The alpha is calculated by going back to the past performance of the shares, expressed in excess returns, and its calculation is derived from the formula:

Ri= a+bRm

To exemplify, assume a stock has a return of 25 percent. From this return 5 percent represents the short-term interest rate, which leaves an excess return of 20 percent (Ri). The market return is 9 percent (Rm), and the beta (b) of the stock is 2 (making it twice as risky as/more volatile than the market). This means that the risk associated with the stock is 18 percent. Since the actual return of the stock is 20 percent, and alpha is the risk adjusted indicator, this leaves the stock’s alpha at 2 percent.

Simply put, alpha is a value that the stock manager adds to or subtracts from the stock’s returns.

So the formula to calculate alpha is:

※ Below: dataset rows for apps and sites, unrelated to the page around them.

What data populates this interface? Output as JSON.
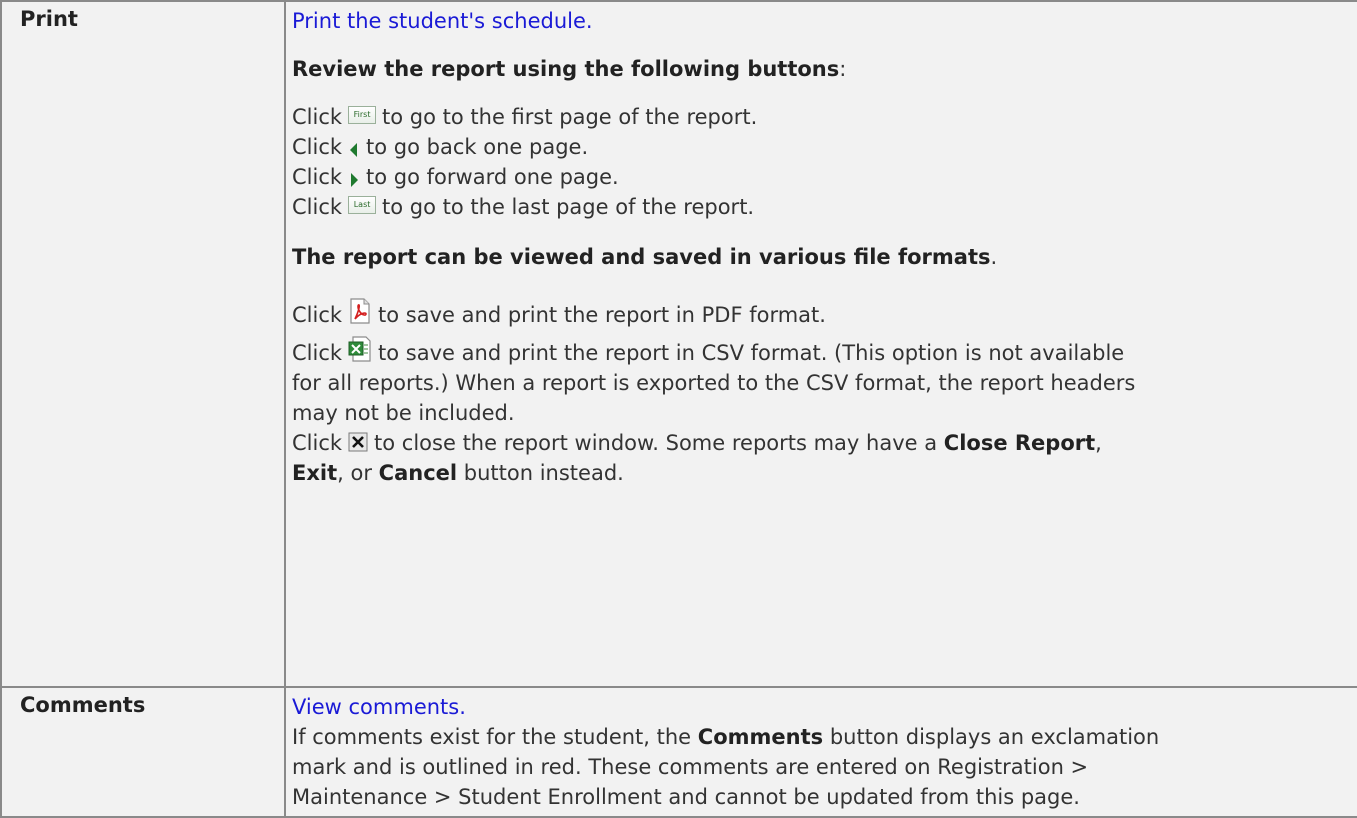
{
  "rows": [
    {
      "label": "Print",
      "link": "Print the student's schedule.",
      "review_heading": "Review the report using the following buttons",
      "review_colon": ":",
      "nav_lines": [
        {
          "pre": "Click",
          "icon_text": "First",
          "post": "to go to the first page of the report."
        },
        {
          "pre": "Click",
          "post": "to go back one page."
        },
        {
          "pre": "Click",
          "post": "to go forward one page."
        },
        {
          "pre": "Click",
          "icon_text": "Last",
          "post": "to go to the last page of the report."
        }
      ],
      "formats_heading": "The report can be viewed and saved in various file formats",
      "formats_period": ".",
      "pdf_line": {
        "pre": "Click",
        "post": "to save and print the report in PDF format."
      },
      "csv_lines": [
        "to save and print the report in CSV format. (This option is not available",
        "for all reports.) When a report is exported to the CSV format, the report headers",
        "may not be included."
      ],
      "csv_pre": "Click",
      "close_line": {
        "pre": "Click",
        "post": "to close the report window. Some reports may have a",
        "bold1": "Close Report",
        "comma1": ",",
        "bold2": "Exit",
        "mid": ", or",
        "bold3": "Cancel",
        "end": "button instead."
      }
    },
    {
      "label": "Comments",
      "link": "View comments.",
      "text1_pre": "If comments exist for the student, the",
      "text1_bold": "Comments",
      "text1_post": "button displays an exclamation",
      "text2": "mark and is outlined in red. These comments are entered on Registration >",
      "text3": "Maintenance > Student Enrollment and cannot be updated from this page."
    }
  ],
  "icons": {
    "first": "first-page-button-icon",
    "back": "back-arrow-icon",
    "forward": "forward-arrow-icon",
    "last": "last-page-button-icon",
    "pdf": "pdf-icon",
    "csv": "csv-excel-icon",
    "close": "close-x-icon"
  },
  "colors": {
    "link": "#1a1ad6",
    "cell_bg": "#f2f2f2",
    "border": "#8a8a8a"
  }
}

In the example, the alpha is positive, of 2 percent. This means that the stock outperformed the market by 2 percent, meaning that it produces excess returns compared to those expected. An alpha coefficient of 0 would have indicated adequate returns, while a negative alpha would indicate the stock underperformed compared to the market and that the returns are too low compared to the risks.